Unfortunately, we have a limited number of qualified psychotherapists to choose from, and finding the available ones can be tiring leaving a very small window for us to be selective. Those of us who eventually find a therapist do so at the dying moment when our mental health challenges have began to affect our personal and professional lives thus impairing our judgement when making this decision. Other times, the therapist may have been introduced to us by a friend or family member and we feel obliged to receive their help.
Whichever way you happened upon the therapist that you are considering booking an appointment with, you should understand that you have the final say about who you choose to work with because it is for YOUR well-being, and should allow yourself enough time to be a bit more certain.
I cannot provide you with a fool-proof plan on how to make this decision but here are two tips that I believe will guide you:
1) RESEARCH YOUR THERAPIST
It is best to have a brief conversation with them on the phone or via email about their work history, training, and area of specialization especially if they have no online presence. Psychotherapists have different mental health issues that they treat and different methods of treating them. Some therapists work specifically with families, couples, adolescents, children or treat specific illnesses such as bi-polar disorder, post-traumatic stress disorder or depression.
For example, I work mostly with clients suffering from depression and anxiety. My method of treatment is a mixture of psychoanalysis and cognitive-behavioral therapy. This means that during our sessions, if necessary, we will work on dealing with issues from your past and changing negative thoughts and behaviors patterns that are contributing to your current distress.
For a deeper understanding of the various therapeutic interventions, read about them HERE
2) GO WITH YOUR GUTS
If it does not feel right, it is not right.
You will be divulging your secrets and fears to this individual so it is important that you feel comfortable around them. If you feel like you cannot trust them, you have the right to terminate the relationship. Some clients have complained about feeling judged by their therapist. If you feel the same way, feel free to cancel your appointments. I have also come to realize that young clients tend to go for young therapists or older ones who are in tune with the times because it makes communication easier and they feel understood. This is also worth thinking about.
When you have to go see a shrink, it is normal for you to feel like you are going to safe place where you will be free to speak and be listened to but it does not always turn out that way. I have had a few bad experiences with therapists myself. My first therapist made me feel like she was too busy to attend to me. The second one wanted to place me on pills almost immediately which I rejected. The third one yelled at me as if he was interrogating me for a crime I had committed but kept refusing to admit too. However, none of that stopped me from trying to get help rather it made me more conscious of the type of experience that I need to provide for the individuals that request to see me.
Therapists are still humans and are not perfect.

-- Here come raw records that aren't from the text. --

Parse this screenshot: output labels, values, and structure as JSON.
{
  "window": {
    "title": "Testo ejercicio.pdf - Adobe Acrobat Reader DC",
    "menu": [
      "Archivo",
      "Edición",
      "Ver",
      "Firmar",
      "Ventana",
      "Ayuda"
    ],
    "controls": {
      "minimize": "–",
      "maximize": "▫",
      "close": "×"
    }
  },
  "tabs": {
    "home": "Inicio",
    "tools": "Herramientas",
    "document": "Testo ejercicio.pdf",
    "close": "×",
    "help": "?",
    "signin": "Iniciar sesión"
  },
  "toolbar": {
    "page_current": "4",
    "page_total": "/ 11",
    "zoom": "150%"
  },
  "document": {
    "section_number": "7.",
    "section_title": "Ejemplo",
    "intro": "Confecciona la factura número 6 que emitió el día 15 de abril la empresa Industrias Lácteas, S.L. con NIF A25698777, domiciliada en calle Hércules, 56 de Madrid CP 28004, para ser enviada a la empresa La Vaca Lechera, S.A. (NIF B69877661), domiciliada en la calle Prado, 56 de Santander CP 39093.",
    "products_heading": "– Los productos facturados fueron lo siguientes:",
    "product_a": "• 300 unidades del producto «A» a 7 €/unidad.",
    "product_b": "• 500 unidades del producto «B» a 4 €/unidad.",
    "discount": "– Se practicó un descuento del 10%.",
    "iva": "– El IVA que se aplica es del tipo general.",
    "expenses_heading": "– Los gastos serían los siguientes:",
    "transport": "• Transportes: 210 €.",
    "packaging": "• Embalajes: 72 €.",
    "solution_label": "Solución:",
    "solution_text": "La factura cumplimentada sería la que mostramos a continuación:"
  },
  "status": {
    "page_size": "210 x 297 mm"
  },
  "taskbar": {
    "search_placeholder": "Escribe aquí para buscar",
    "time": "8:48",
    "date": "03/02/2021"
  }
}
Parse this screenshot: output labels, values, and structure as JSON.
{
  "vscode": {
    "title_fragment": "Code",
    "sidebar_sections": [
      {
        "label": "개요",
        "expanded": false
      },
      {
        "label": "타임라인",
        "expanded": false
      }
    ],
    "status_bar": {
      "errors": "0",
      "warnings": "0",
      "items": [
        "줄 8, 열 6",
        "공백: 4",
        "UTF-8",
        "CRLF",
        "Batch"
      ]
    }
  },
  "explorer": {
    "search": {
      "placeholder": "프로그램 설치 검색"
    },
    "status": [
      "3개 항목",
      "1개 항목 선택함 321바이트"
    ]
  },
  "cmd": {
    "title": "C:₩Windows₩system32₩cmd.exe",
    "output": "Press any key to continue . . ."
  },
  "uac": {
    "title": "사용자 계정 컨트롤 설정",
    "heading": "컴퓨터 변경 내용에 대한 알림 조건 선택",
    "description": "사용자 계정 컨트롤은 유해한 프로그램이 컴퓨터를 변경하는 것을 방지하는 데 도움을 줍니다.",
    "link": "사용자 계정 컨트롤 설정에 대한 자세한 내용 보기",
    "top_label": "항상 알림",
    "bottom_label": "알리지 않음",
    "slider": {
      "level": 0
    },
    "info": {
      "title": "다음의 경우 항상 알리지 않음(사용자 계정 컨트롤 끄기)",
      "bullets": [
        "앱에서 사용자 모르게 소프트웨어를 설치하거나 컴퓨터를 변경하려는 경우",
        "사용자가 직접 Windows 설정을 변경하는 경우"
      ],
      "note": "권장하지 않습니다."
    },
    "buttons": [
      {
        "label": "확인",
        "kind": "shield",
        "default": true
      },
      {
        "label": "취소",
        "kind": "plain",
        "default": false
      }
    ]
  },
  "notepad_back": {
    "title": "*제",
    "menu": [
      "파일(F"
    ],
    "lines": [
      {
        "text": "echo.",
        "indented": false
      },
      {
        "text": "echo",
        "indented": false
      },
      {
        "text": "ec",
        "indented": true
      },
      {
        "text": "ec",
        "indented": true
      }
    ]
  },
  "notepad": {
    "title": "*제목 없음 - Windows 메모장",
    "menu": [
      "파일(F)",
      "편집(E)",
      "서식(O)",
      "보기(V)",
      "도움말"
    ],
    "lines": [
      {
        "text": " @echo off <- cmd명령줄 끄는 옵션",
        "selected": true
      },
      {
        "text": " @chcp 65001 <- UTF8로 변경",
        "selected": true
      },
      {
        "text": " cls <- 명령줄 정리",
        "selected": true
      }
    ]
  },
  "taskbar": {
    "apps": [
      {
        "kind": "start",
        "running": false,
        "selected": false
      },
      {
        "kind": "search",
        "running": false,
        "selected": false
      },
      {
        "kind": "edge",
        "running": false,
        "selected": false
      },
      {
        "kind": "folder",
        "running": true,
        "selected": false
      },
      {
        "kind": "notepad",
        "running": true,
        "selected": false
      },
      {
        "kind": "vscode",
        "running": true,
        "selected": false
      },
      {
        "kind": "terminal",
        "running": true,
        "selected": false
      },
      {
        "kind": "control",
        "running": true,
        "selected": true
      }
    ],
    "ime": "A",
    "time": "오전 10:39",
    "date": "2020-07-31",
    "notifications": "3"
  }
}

We have our strengths as we do our weaknesses but that is what sets us apart from each other, and makes it possible for clients with different strengths and weaknesses to find their perfect fit.